# TASK OBJECTIVE
Below are records with pictures in them; print them exactly, omitting the pictures.
EXCERPTED DATA Block Start
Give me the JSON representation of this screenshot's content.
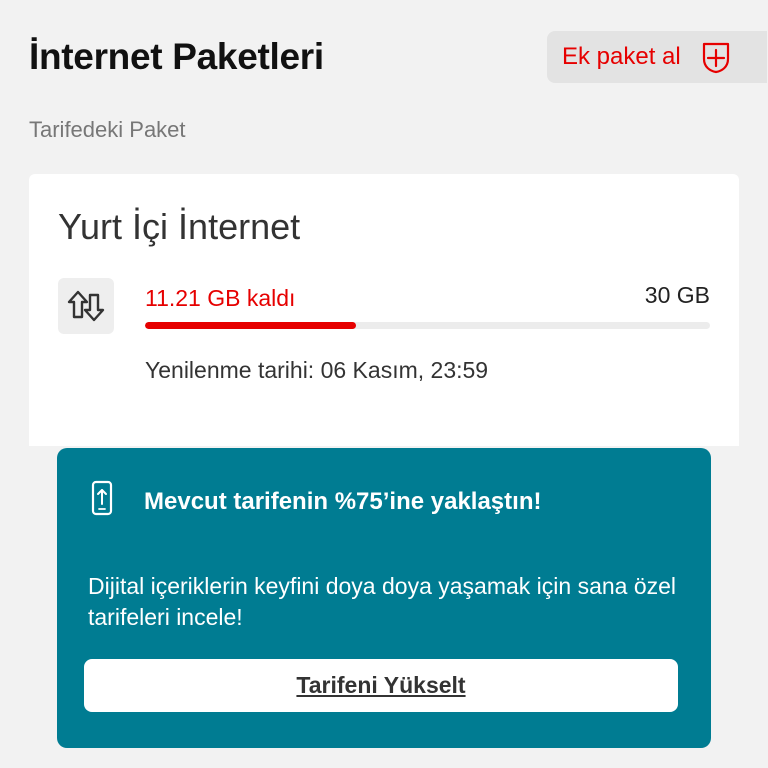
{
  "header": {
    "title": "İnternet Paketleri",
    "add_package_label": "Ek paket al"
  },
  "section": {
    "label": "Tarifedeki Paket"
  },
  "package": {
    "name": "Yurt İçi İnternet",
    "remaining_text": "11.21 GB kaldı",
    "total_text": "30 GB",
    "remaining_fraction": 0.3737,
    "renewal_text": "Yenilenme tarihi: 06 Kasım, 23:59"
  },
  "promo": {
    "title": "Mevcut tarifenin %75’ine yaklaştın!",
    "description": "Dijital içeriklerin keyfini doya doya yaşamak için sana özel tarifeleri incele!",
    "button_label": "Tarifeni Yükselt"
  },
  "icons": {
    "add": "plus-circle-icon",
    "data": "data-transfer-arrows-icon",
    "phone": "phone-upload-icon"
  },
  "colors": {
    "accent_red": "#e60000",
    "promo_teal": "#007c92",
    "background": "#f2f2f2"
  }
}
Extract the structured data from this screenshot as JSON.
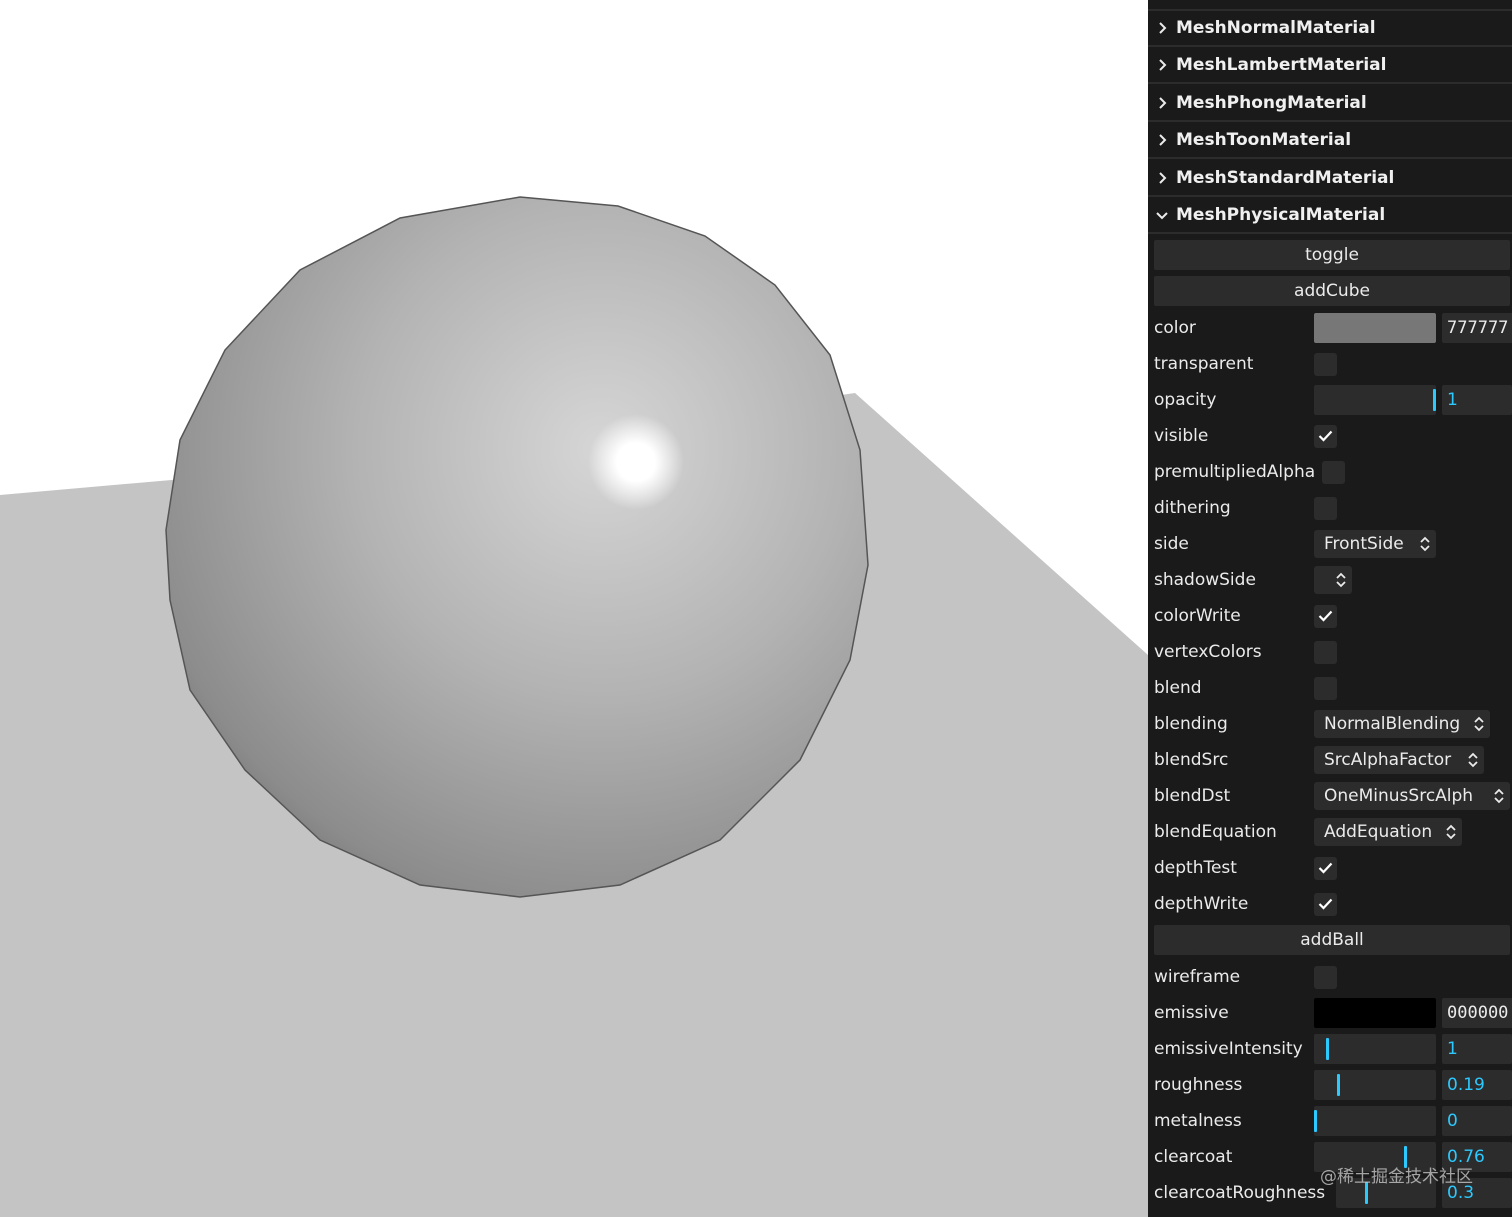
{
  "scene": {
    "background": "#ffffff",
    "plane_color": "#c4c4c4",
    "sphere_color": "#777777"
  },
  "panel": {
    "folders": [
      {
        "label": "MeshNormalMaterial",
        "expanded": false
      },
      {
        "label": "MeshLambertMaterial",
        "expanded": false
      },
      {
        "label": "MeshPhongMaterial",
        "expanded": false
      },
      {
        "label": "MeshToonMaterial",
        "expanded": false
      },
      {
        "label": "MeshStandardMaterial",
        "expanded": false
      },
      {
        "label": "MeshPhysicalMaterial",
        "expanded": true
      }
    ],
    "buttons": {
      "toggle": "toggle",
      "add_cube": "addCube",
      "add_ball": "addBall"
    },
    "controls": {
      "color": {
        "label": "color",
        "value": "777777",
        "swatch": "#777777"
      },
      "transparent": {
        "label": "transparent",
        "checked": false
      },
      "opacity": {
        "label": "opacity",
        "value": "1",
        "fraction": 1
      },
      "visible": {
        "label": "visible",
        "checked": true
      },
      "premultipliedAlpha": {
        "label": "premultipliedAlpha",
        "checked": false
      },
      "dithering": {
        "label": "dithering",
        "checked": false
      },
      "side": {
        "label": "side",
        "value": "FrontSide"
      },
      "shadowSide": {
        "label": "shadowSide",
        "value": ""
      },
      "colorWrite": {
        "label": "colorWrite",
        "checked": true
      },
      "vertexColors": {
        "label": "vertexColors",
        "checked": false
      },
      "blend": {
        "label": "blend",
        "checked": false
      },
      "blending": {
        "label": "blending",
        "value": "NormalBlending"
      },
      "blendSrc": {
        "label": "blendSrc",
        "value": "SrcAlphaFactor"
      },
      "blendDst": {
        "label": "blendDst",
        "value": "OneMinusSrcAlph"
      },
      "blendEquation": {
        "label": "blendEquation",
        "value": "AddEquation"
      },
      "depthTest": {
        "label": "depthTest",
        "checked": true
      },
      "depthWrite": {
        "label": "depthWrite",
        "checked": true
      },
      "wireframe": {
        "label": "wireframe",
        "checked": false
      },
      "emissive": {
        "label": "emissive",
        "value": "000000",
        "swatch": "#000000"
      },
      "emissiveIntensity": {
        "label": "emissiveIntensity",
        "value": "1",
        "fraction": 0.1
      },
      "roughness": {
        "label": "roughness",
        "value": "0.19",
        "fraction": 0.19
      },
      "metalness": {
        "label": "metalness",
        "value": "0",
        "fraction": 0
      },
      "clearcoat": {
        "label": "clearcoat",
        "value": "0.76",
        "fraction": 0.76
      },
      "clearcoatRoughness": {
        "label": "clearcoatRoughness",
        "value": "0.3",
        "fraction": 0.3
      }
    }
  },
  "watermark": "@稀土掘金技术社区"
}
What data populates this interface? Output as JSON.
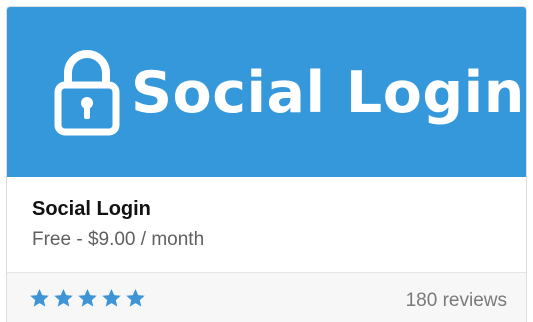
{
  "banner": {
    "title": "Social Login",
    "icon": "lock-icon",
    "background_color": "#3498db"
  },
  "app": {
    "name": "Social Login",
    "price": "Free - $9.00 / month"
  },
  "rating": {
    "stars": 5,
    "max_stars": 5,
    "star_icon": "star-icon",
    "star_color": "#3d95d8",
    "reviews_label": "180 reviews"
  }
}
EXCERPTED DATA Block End
# RESPONSE TO THIS EXERCISE
Give me the JSON representation of this screenshot's content.
{
  "header": {
    "title": "İnternet Paketleri",
    "add_package_label": "Ek paket al"
  },
  "section": {
    "label": "Tarifedeki Paket"
  },
  "package": {
    "name": "Yurt İçi İnternet",
    "remaining_text": "11.21 GB kaldı",
    "total_text": "30 GB",
    "remaining_fraction": 0.3737,
    "renewal_text": "Yenilenme tarihi: 06 Kasım, 23:59"
  },
  "promo": {
    "title": "Mevcut tarifenin %75’ine yaklaştın!",
    "description": "Dijital içeriklerin keyfini doya doya yaşamak için sana özel tarifeleri incele!",
    "button_label": "Tarifeni Yükselt"
  },
  "icons": {
    "add": "plus-circle-icon",
    "data": "data-transfer-arrows-icon",
    "phone": "phone-upload-icon"
  },
  "colors": {
    "accent_red": "#e60000",
    "promo_teal": "#007c92",
    "background": "#f2f2f2"
  }
}
Extract the structured data from this screenshot as JSON.
{
  "scene": {
    "background": "#ffffff",
    "plane_color": "#c4c4c4",
    "sphere_color": "#777777"
  },
  "panel": {
    "folders": [
      {
        "label": "MeshNormalMaterial",
        "expanded": false
      },
      {
        "label": "MeshLambertMaterial",
        "expanded": false
      },
      {
        "label": "MeshPhongMaterial",
        "expanded": false
      },
      {
        "label": "MeshToonMaterial",
        "expanded": false
      },
      {
        "label": "MeshStandardMaterial",
        "expanded": false
      },
      {
        "label": "MeshPhysicalMaterial",
        "expanded": true
      }
    ],
    "buttons": {
      "toggle": "toggle",
      "add_cube": "addCube",
      "add_ball": "addBall"
    },
    "controls": {
      "color": {
        "label": "color",
        "value": "777777",
        "swatch": "#777777"
      },
      "transparent": {
        "label": "transparent",
        "checked": false
      },
      "opacity": {
        "label": "opacity",
        "value": "1",
        "fraction": 1
      },
      "visible": {
        "label": "visible",
        "checked": true
      },
      "premultipliedAlpha": {
        "label": "premultipliedAlpha",
        "checked": false
      },
      "dithering": {
        "label": "dithering",
        "checked": false
      },
      "side": {
        "label": "side",
        "value": "FrontSide"
      },
      "shadowSide": {
        "label": "shadowSide",
        "value": ""
      },
      "colorWrite": {
        "label": "colorWrite",
        "checked": true
      },
      "vertexColors": {
        "label": "vertexColors",
        "checked": false
      },
      "blend": {
        "label": "blend",
        "checked": false
      },
      "blending": {
        "label": "blending",
        "value": "NormalBlending"
      },
      "blendSrc": {
        "label": "blendSrc",
        "value": "SrcAlphaFactor"
      },
      "blendDst": {
        "label": "blendDst",
        "value": "OneMinusSrcAlph"
      },
      "blendEquation": {
        "label": "blendEquation",
        "value": "AddEquation"
      },
      "depthTest": {
        "label": "depthTest",
        "checked": true
      },
      "depthWrite": {
        "label": "depthWrite",
        "checked": true
      },
      "wireframe": {
        "label": "wireframe",
        "checked": false
      },
      "emissive": {
        "label": "emissive",
        "value": "000000",
        "swatch": "#000000"
      },
      "emissiveIntensity": {
        "label": "emissiveIntensity",
        "value": "1",
        "fraction": 0.1
      },
      "roughness": {
        "label": "roughness",
        "value": "0.19",
        "fraction": 0.19
      },
      "metalness": {
        "label": "metalness",
        "value": "0",
        "fraction": 0
      },
      "clearcoat": {
        "label": "clearcoat",
        "value": "0.76",
        "fraction": 0.76
      },
      "clearcoatRoughness": {
        "label": "clearcoatRoughness",
        "value": "0.3",
        "fraction": 0.3
      }
    }
  },
  "watermark": "@稀土掘金技术社区"
}
What data populates this interface? Output as JSON.
{
  "banner": {
    "title": "Social Login",
    "icon": "lock-icon",
    "background_color": "#3498db"
  },
  "app": {
    "name": "Social Login",
    "price": "Free - $9.00 / month"
  },
  "rating": {
    "stars": 5,
    "max_stars": 5,
    "star_icon": "star-icon",
    "star_color": "#3d95d8",
    "reviews_label": "180 reviews"
  }
}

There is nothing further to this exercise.